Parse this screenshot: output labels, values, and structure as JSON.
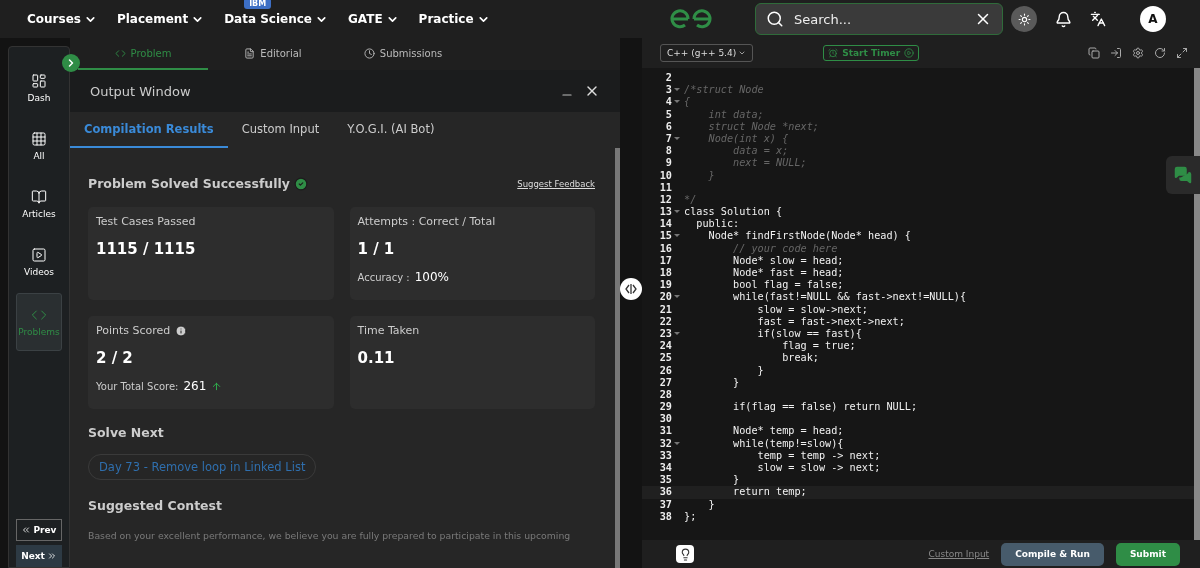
{
  "nav": {
    "items": [
      {
        "label": "Courses"
      },
      {
        "label": "Placement"
      },
      {
        "label": "Data Science",
        "badge": "IBM"
      },
      {
        "label": "GATE"
      },
      {
        "label": "Practice"
      }
    ],
    "search": {
      "placeholder": "Search..."
    },
    "avatar": "A"
  },
  "sidebar": {
    "items": [
      {
        "label": "Dash",
        "selected": false
      },
      {
        "label": "All",
        "selected": false
      },
      {
        "label": "Articles",
        "selected": false
      },
      {
        "label": "Videos",
        "selected": false
      },
      {
        "label": "Problems",
        "selected": true
      }
    ],
    "prev": "Prev",
    "next": "Next"
  },
  "problem_tabs": [
    {
      "label": "Problem",
      "selected": true
    },
    {
      "label": "Editorial",
      "selected": false
    },
    {
      "label": "Submissions",
      "selected": false
    }
  ],
  "output_window": {
    "title": "Output Window",
    "tabs": [
      {
        "label": "Compilation Results",
        "selected": true
      },
      {
        "label": "Custom Input",
        "selected": false
      },
      {
        "label": "Y.O.G.I. (AI Bot)",
        "selected": false
      }
    ],
    "status": "Problem Solved Successfully",
    "feedback": "Suggest Feedback",
    "cards": [
      {
        "title": "Test Cases Passed",
        "value": "1115 / 1115"
      },
      {
        "title": "Attempts : Correct / Total",
        "value": "1 / 1",
        "sub_label": "Accuracy :",
        "sub_value": "100%"
      },
      {
        "title": "Points Scored",
        "info": true,
        "value": "2 / 2",
        "sub_label": "Your Total Score:",
        "sub_value": "261",
        "rising": true
      },
      {
        "title": "Time Taken",
        "value": "0.11"
      }
    ],
    "solve_next": {
      "heading": "Solve Next",
      "link": "Day 73 - Remove loop in Linked List"
    },
    "contest": {
      "heading": "Suggested Contest",
      "text": "Based on your excellent performance, we believe you are fully prepared to participate in this upcoming"
    }
  },
  "editor": {
    "language": "C++ (g++ 5.4)",
    "timer": "Start Timer",
    "lines": [
      {
        "n": "2",
        "fold": false,
        "current": false
      },
      {
        "n": "3",
        "text": "/*struct Node",
        "kind": "comment",
        "fold": true,
        "current": false
      },
      {
        "n": "4",
        "text": "{",
        "kind": "comment",
        "fold": true,
        "current": false
      },
      {
        "n": "5",
        "text": "    int data;",
        "kind": "comment",
        "fold": false,
        "current": false
      },
      {
        "n": "6",
        "text": "    struct Node *next;",
        "kind": "comment",
        "fold": false,
        "current": false
      },
      {
        "n": "7",
        "text": "    Node(int x) {",
        "kind": "comment",
        "fold": true,
        "current": false
      },
      {
        "n": "8",
        "text": "        data = x;",
        "kind": "comment",
        "fold": false,
        "current": false
      },
      {
        "n": "9",
        "text": "        next = NULL;",
        "kind": "comment",
        "fold": false,
        "current": false
      },
      {
        "n": "10",
        "text": "    }",
        "kind": "comment",
        "fold": false,
        "current": false
      },
      {
        "n": "11",
        "fold": false,
        "current": false
      },
      {
        "n": "12",
        "text": "*/",
        "kind": "comment",
        "fold": false,
        "current": false
      },
      {
        "n": "13",
        "text": "class Solution {",
        "kind": "code",
        "fold": true,
        "current": false
      },
      {
        "n": "14",
        "text": "  public:",
        "kind": "code",
        "fold": false,
        "current": false
      },
      {
        "n": "15",
        "text": "    Node* findFirstNode(Node* head) {",
        "kind": "code",
        "fold": true,
        "current": false
      },
      {
        "n": "16",
        "text": "        // your code here",
        "kind": "comment",
        "fold": false,
        "current": false
      },
      {
        "n": "17",
        "text": "        Node* slow = head;",
        "kind": "code",
        "fold": false,
        "current": false
      },
      {
        "n": "18",
        "text": "        Node* fast = head;",
        "kind": "code",
        "fold": false,
        "current": false
      },
      {
        "n": "19",
        "text": "        bool flag = false;",
        "kind": "code",
        "fold": false,
        "current": false
      },
      {
        "n": "20",
        "text": "        while(fast!=NULL && fast->next!=NULL){",
        "kind": "code",
        "fold": true,
        "current": false
      },
      {
        "n": "21",
        "text": "            slow = slow->next;",
        "kind": "code",
        "fold": false,
        "current": false
      },
      {
        "n": "22",
        "text": "            fast = fast->next->next;",
        "kind": "code",
        "fold": false,
        "current": false
      },
      {
        "n": "23",
        "text": "            if(slow == fast){",
        "kind": "code",
        "fold": true,
        "current": false
      },
      {
        "n": "24",
        "text": "                flag = true;",
        "kind": "code",
        "fold": false,
        "current": false
      },
      {
        "n": "25",
        "text": "                break;",
        "kind": "code",
        "fold": false,
        "current": false
      },
      {
        "n": "26",
        "text": "            }",
        "kind": "code",
        "fold": false,
        "current": false
      },
      {
        "n": "27",
        "text": "        }",
        "kind": "code",
        "fold": false,
        "current": false
      },
      {
        "n": "28",
        "fold": false,
        "current": false
      },
      {
        "n": "29",
        "text": "        if(flag == false) return NULL;",
        "kind": "code",
        "fold": false,
        "current": false
      },
      {
        "n": "30",
        "fold": false,
        "current": false
      },
      {
        "n": "31",
        "text": "        Node* temp = head;",
        "kind": "code",
        "fold": false,
        "current": false
      },
      {
        "n": "32",
        "text": "        while(temp!=slow){",
        "kind": "code",
        "fold": true,
        "current": false
      },
      {
        "n": "33",
        "text": "            temp = temp -> next;",
        "kind": "code",
        "fold": false,
        "current": false
      },
      {
        "n": "34",
        "text": "            slow = slow -> next;",
        "kind": "code",
        "fold": false,
        "current": false
      },
      {
        "n": "35",
        "text": "        }",
        "kind": "code",
        "fold": false,
        "current": false
      },
      {
        "n": "36",
        "text": "        return temp;",
        "kind": "code",
        "fold": false,
        "current": true
      },
      {
        "n": "37",
        "text": "    }",
        "kind": "code",
        "fold": false,
        "current": false
      },
      {
        "n": "38",
        "text": "};",
        "kind": "code",
        "fold": false,
        "current": false
      }
    ],
    "custom_input": "Custom Input",
    "compile": "Compile & Run",
    "submit": "Submit"
  }
}
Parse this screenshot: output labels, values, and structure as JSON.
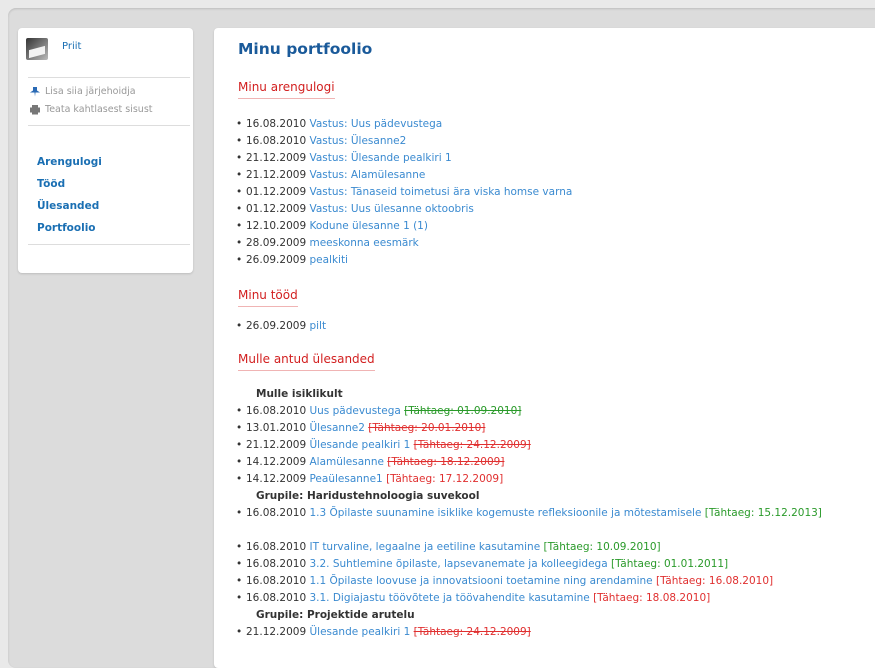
{
  "sidebar": {
    "user": "Priit",
    "tools": [
      "Lisa siia järjehoidja",
      "Teata kahtlasest sisust"
    ],
    "nav": [
      "Arengulogi",
      "Tööd",
      "Ülesanded",
      "Portfoolio"
    ]
  },
  "main": {
    "title": "Minu portfoolio",
    "s1": {
      "title": "Minu arengulogi",
      "items": [
        {
          "date": "16.08.2010",
          "link": "Vastus: Uus pädevustega"
        },
        {
          "date": "16.08.2010",
          "link": "Vastus: Ülesanne2"
        },
        {
          "date": "21.12.2009",
          "link": "Vastus: Ülesande pealkiri 1"
        },
        {
          "date": "21.12.2009",
          "link": "Vastus: Alamülesanne"
        },
        {
          "date": "01.12.2009",
          "link": "Vastus: Tänaseid toimetusi ära viska homse varna"
        },
        {
          "date": "01.12.2009",
          "link": "Vastus: Uus ülesanne oktoobris"
        },
        {
          "date": "12.10.2009",
          "link": "Kodune ülesanne 1 (1)"
        },
        {
          "date": "28.09.2009",
          "link": "meeskonna eesmärk"
        },
        {
          "date": "26.09.2009",
          "link": "pealkiti"
        }
      ]
    },
    "s2": {
      "title": "Minu tööd",
      "items": [
        {
          "date": "26.09.2009",
          "link": "pilt"
        }
      ]
    },
    "s3": {
      "title": "Mulle antud ülesanded",
      "g1": "Mulle isiklikult",
      "g2": "Grupile: Haridustehnoloogia suvekool",
      "g3": "Grupile: Projektide arutelu",
      "items": [
        {
          "date": "16.08.2010",
          "link": "Uus pädevustega",
          "deadline": "[Tähtaeg: 01.09.2010]"
        },
        {
          "date": "13.01.2010",
          "link": "Ülesanne2",
          "deadline": "[Tähtaeg: 20.01.2010]"
        },
        {
          "date": "21.12.2009",
          "link": "Ülesande pealkiri 1",
          "deadline": "[Tähtaeg: 24.12.2009]"
        },
        {
          "date": "14.12.2009",
          "link": "Alamülesanne",
          "deadline": "[Tähtaeg: 18.12.2009]"
        },
        {
          "date": "14.12.2009",
          "link": "Peaülesanne1",
          "deadline": "[Tähtaeg: 17.12.2009]"
        },
        {
          "date": "16.08.2010",
          "link": "1.3 Õpilaste suunamine isiklike kogemuste refleksioonile ja mõtestamisele",
          "deadline": "[Tähtaeg: 15.12.2013]"
        },
        {
          "date": "16.08.2010",
          "link": "IT turvaline, legaalne ja eetiline kasutamine",
          "deadline": "[Tähtaeg: 10.09.2010]"
        },
        {
          "date": "16.08.2010",
          "link": "3.2. Suhtlemine õpilaste, lapsevanemate ja kolleegidega",
          "deadline": "[Tähtaeg: 01.01.2011]"
        },
        {
          "date": "16.08.2010",
          "link": "1.1 Õpilaste loovuse ja innovatsiooni toetamine ning arendamine",
          "deadline": "[Tähtaeg: 16.08.2010]"
        },
        {
          "date": "16.08.2010",
          "link": "3.1. Digiajastu töövõtete ja töövahendite kasutamine",
          "deadline": "[Tähtaeg: 18.08.2010]"
        },
        {
          "date": "21.12.2009",
          "link": "Ülesande pealkiri 1",
          "deadline": "[Tähtaeg: 24.12.2009]"
        }
      ]
    }
  },
  "colors": {
    "link": "#3a8ad0",
    "heading": "#d21f1f",
    "deadline_ok": "#2a9a2a",
    "deadline_late": "#e03030"
  }
}
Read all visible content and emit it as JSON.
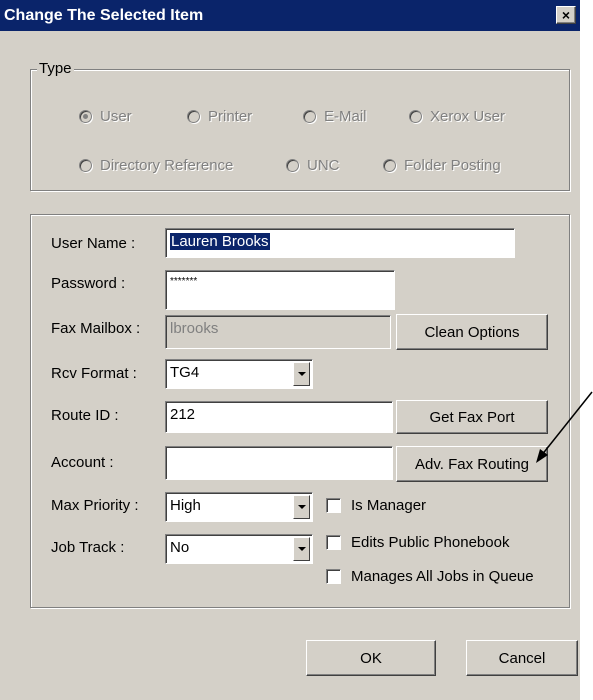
{
  "window": {
    "title": "Change The Selected Item",
    "close_label": "×"
  },
  "type_group": {
    "legend": "Type",
    "options": [
      {
        "label": "User",
        "checked": true
      },
      {
        "label": "Printer",
        "checked": false
      },
      {
        "label": "E-Mail",
        "checked": false
      },
      {
        "label": "Xerox User",
        "checked": false
      },
      {
        "label": "Directory Reference",
        "checked": false
      },
      {
        "label": "UNC",
        "checked": false
      },
      {
        "label": "Folder Posting",
        "checked": false
      }
    ]
  },
  "form": {
    "user_name": {
      "label": "User Name :",
      "value": "Lauren Brooks"
    },
    "password": {
      "label": "Password :",
      "value": "*******"
    },
    "fax_mailbox": {
      "label": "Fax Mailbox :",
      "value": "lbrooks"
    },
    "rcv_format": {
      "label": "Rcv Format :",
      "value": "TG4"
    },
    "route_id": {
      "label": "Route ID :",
      "value": "212"
    },
    "account": {
      "label": "Account :",
      "value": ""
    },
    "max_priority": {
      "label": "Max Priority :",
      "value": "High"
    },
    "job_track": {
      "label": "Job Track :",
      "value": "No"
    }
  },
  "buttons": {
    "clean_options": "Clean Options",
    "get_fax_port": "Get Fax Port",
    "adv_fax_routing": "Adv. Fax Routing",
    "ok": "OK",
    "cancel": "Cancel"
  },
  "checkboxes": {
    "is_manager": {
      "label": "Is Manager",
      "checked": false
    },
    "edits_public_phonebook": {
      "label": "Edits Public Phonebook",
      "checked": false
    },
    "manages_all_jobs": {
      "label": "Manages All Jobs in Queue",
      "checked": false
    }
  },
  "colors": {
    "titlebar": "#0a246a",
    "dialog_face": "#d4d0c8",
    "disabled_text": "#808080"
  }
}
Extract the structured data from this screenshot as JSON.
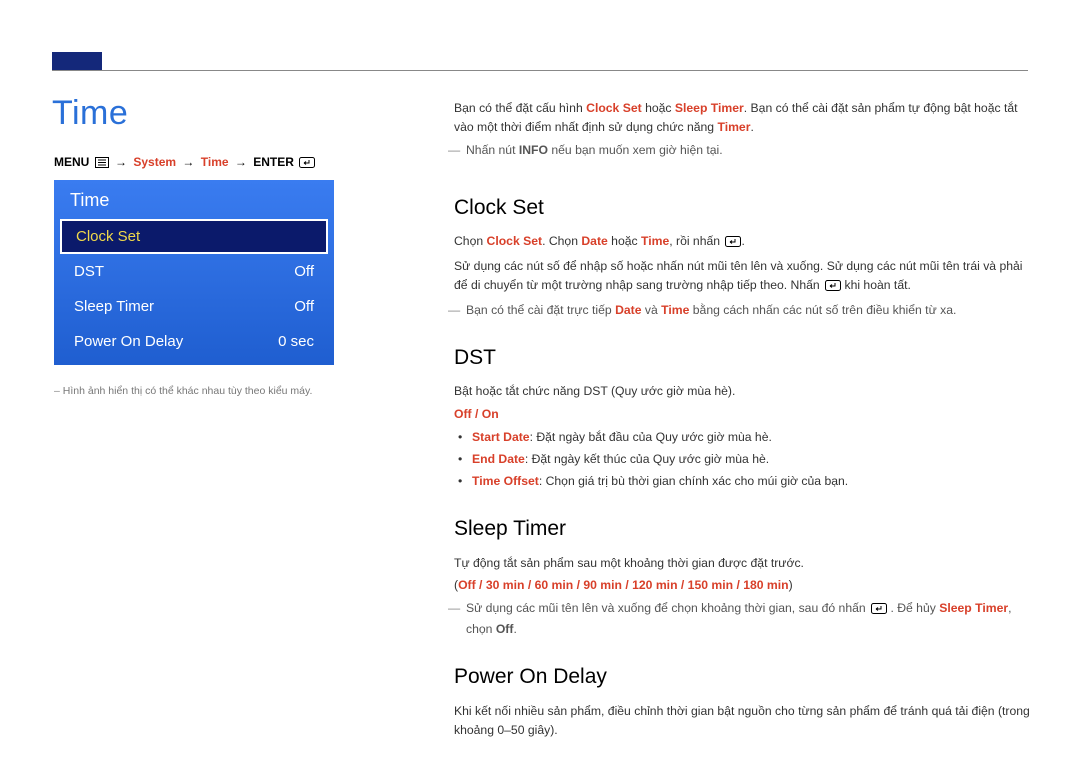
{
  "pageTitle": "Time",
  "breadcrumb": {
    "menu": "MENU",
    "system": "System",
    "time": "Time",
    "enter": "ENTER"
  },
  "panel": {
    "title": "Time",
    "items": [
      {
        "label": "Clock Set",
        "value": "",
        "selected": true
      },
      {
        "label": "DST",
        "value": "Off"
      },
      {
        "label": "Sleep Timer",
        "value": "Off"
      },
      {
        "label": "Power On Delay",
        "value": "0 sec"
      }
    ]
  },
  "imgNote": "Hình ảnh hiển thị có thể khác nhau tùy theo kiểu máy.",
  "intro": {
    "p1a": "Bạn có thể đặt cấu hình ",
    "p1b": "Clock Set",
    "p1c": " hoặc ",
    "p1d": "Sleep Timer",
    "p1e": ". Bạn có thể cài đặt sản phẩm tự động bật hoặc tắt vào một thời điểm nhất định sử dụng chức năng ",
    "p1f": "Timer",
    "p1g": ".",
    "note1a": "Nhấn nút ",
    "note1b": "INFO",
    "note1c": " nếu bạn muốn xem giờ hiện tại."
  },
  "clockSet": {
    "h": "Clock Set",
    "p1a": "Chọn ",
    "p1b": "Clock Set",
    "p1c": ". Chọn ",
    "p1d": "Date",
    "p1e": " hoặc ",
    "p1f": "Time",
    "p1g": ", rồi nhấn ",
    "p2": "Sử dụng các nút số để nhập số hoặc nhấn nút mũi tên lên và xuống. Sử dụng các nút mũi tên trái và phải để di chuyển từ một trường nhập sang trường nhập tiếp theo. Nhấn ",
    "p2b": " khi hoàn tất.",
    "noteA": "Bạn có thể cài đặt trực tiếp ",
    "noteB": "Date",
    "noteC": " và ",
    "noteD": "Time",
    "noteE": " bằng cách nhấn các nút số trên điều khiển từ xa."
  },
  "dst": {
    "h": "DST",
    "p1": "Bật hoặc tắt chức năng DST (Quy ước giờ mùa hè).",
    "opts": "Off / On",
    "b1a": "Start Date",
    "b1b": ": Đặt ngày bắt đầu của Quy ước giờ mùa hè.",
    "b2a": "End Date",
    "b2b": ": Đặt ngày kết thúc của Quy ước giờ mùa hè.",
    "b3a": "Time Offset",
    "b3b": ": Chọn giá trị bù thời gian chính xác cho múi giờ của bạn."
  },
  "sleepTimer": {
    "h": "Sleep Timer",
    "p1": "Tự động tắt sản phẩm sau một khoảng thời gian được đặt trước.",
    "opts": "Off / 30 min / 60 min / 90 min / 120 min / 150 min / 180 min",
    "noteA": "Sử dụng các mũi tên lên và xuống để chọn khoảng thời gian, sau đó nhấn ",
    "noteB": ". Để hủy ",
    "noteC": "Sleep Timer",
    "noteD": ", chọn ",
    "noteE": "Off",
    "noteF": "."
  },
  "powerOnDelay": {
    "h": "Power On Delay",
    "p1": "Khi kết nối nhiều sản phẩm, điều chỉnh thời gian bật nguồn cho từng sản phẩm để tránh quá tải điện (trong khoảng 0–50 giây)."
  }
}
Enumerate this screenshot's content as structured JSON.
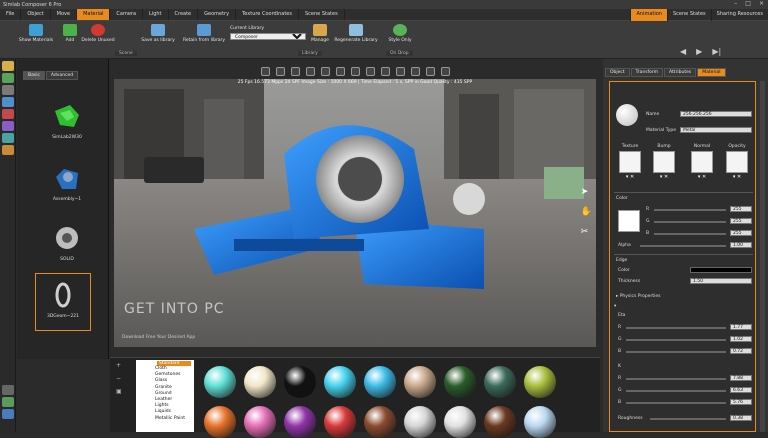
{
  "app": {
    "title": "Simlab Composer 6 Pro"
  },
  "window_controls": {
    "minimize": "–",
    "maximize": "□",
    "close": "×"
  },
  "menu_tabs": [
    {
      "label": "File"
    },
    {
      "label": "Object"
    },
    {
      "label": "Move"
    },
    {
      "label": "Material",
      "active": true
    },
    {
      "label": "Camera"
    },
    {
      "label": "Light"
    },
    {
      "label": "Create"
    },
    {
      "label": "Geometry"
    },
    {
      "label": "Texture Coordinates"
    },
    {
      "label": "Scene States"
    }
  ],
  "right_tabs": [
    {
      "label": "Animation",
      "active": true
    },
    {
      "label": "Scene States"
    },
    {
      "label": "Sharing Resources"
    }
  ],
  "ribbon": {
    "buttons": [
      {
        "label": "Show Materials",
        "color": "#3fa0d6"
      },
      {
        "label": "Add",
        "color": "#4bb24b"
      },
      {
        "label": "Delete Unused",
        "color": "#d23a2f"
      },
      {
        "label": "Save as library",
        "color": "#6aa7d8"
      },
      {
        "label": "Retain from library",
        "color": "#5b9bd5"
      },
      {
        "label": "Manage",
        "color": "#d9a650"
      },
      {
        "label": "Regenerate Library",
        "color": "#8fbfe0"
      },
      {
        "label": "Style Only",
        "color": "#59b359"
      }
    ],
    "current_library_label": "Current Library",
    "current_library_value": "Composer",
    "groups": {
      "scene": "Scene",
      "library": "Library",
      "on_drop": "On Drop"
    }
  },
  "animation": {
    "prev": "◀",
    "play": "▶",
    "next": "▶|"
  },
  "library_panel": {
    "tabs": [
      {
        "label": "Basic",
        "active": true
      },
      {
        "label": "Advanced"
      }
    ],
    "items": [
      {
        "label": "SimLab2W30",
        "color": "#2fbf2f"
      },
      {
        "label": "Assembly~1",
        "color": "#2a6fc0"
      },
      {
        "label": "SOLID",
        "color": "#bdbdbd"
      },
      {
        "label": "3DGeom~221",
        "color": "#cfcfcf"
      }
    ]
  },
  "viewport": {
    "status": "25 Fps   16.573 Mpps   24 SPF   Image Size : 1000 X 669 |  Time Elapsed : 5 s, SPP in Good Quality : 435 SPP",
    "watermark": "GET INTO PC",
    "watermark_sub": "Download Free Your Desired App",
    "right_icons": [
      "cursor-icon",
      "hand-icon",
      "tools-icon"
    ]
  },
  "material_tree": {
    "header": "Standard",
    "items": [
      "Cloth",
      "Gemstones",
      "Glass",
      "Granite",
      "Ground",
      "Leather",
      "Lights",
      "Liquids",
      "Metallic Paint"
    ]
  },
  "swatches": [
    [
      "#5fe0d6",
      "#f0e6c8",
      "#111111",
      "#46d2ee",
      "#3cbde8",
      "#c9a98c",
      "#2b5d2b",
      "#3a6b5a",
      "#a9bf3d"
    ],
    [
      "#e8732a",
      "#e56fb6",
      "#9135a8",
      "#d83a3a",
      "#8a4c2f",
      "#d6d6d6",
      "#e1e1e1",
      "#6a3a1f",
      "#bad9f0"
    ]
  ],
  "right_panel": {
    "tabs": [
      {
        "label": "Object"
      },
      {
        "label": "Transform"
      },
      {
        "label": "Attributes"
      },
      {
        "label": "Material",
        "active": true
      }
    ],
    "name_label": "Name",
    "name_value": "256.256.256",
    "material_type_label": "Material Type",
    "material_type_value": "Metal",
    "maps": [
      {
        "label": "Texture"
      },
      {
        "label": "Bump"
      },
      {
        "label": "Normal"
      },
      {
        "label": "Opacity"
      }
    ],
    "color_section": "Color",
    "rgb": [
      {
        "label": "R",
        "value": "255"
      },
      {
        "label": "G",
        "value": "255"
      },
      {
        "label": "B",
        "value": "255"
      }
    ],
    "alpha_label": "Alpha",
    "alpha_value": "1.00",
    "edge_section": "Edge",
    "edge_color_label": "Color",
    "thickness_label": "Thickness",
    "thickness_value": "1.50",
    "physics_label": "Physics Properties",
    "eta_label": "Eta",
    "eta": [
      {
        "label": "R",
        "value": "1.77"
      },
      {
        "label": "G",
        "value": "1.02"
      },
      {
        "label": "B",
        "value": "0.72"
      }
    ],
    "k_label": "K",
    "k": [
      {
        "label": "R",
        "value": "7.88"
      },
      {
        "label": "G",
        "value": "6.63"
      },
      {
        "label": "B",
        "value": "5.76"
      }
    ],
    "roughness_label": "Roughness",
    "roughness_value": "0.38"
  }
}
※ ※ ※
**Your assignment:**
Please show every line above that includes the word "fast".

**Your response:**
        "text": "        Node* fast = head;",
        "text": "        while(fast!=NULL && fast->next!=NULL){",
        "text": "            fast = fast->next->next;",
        "text": "            if(slow == fast){",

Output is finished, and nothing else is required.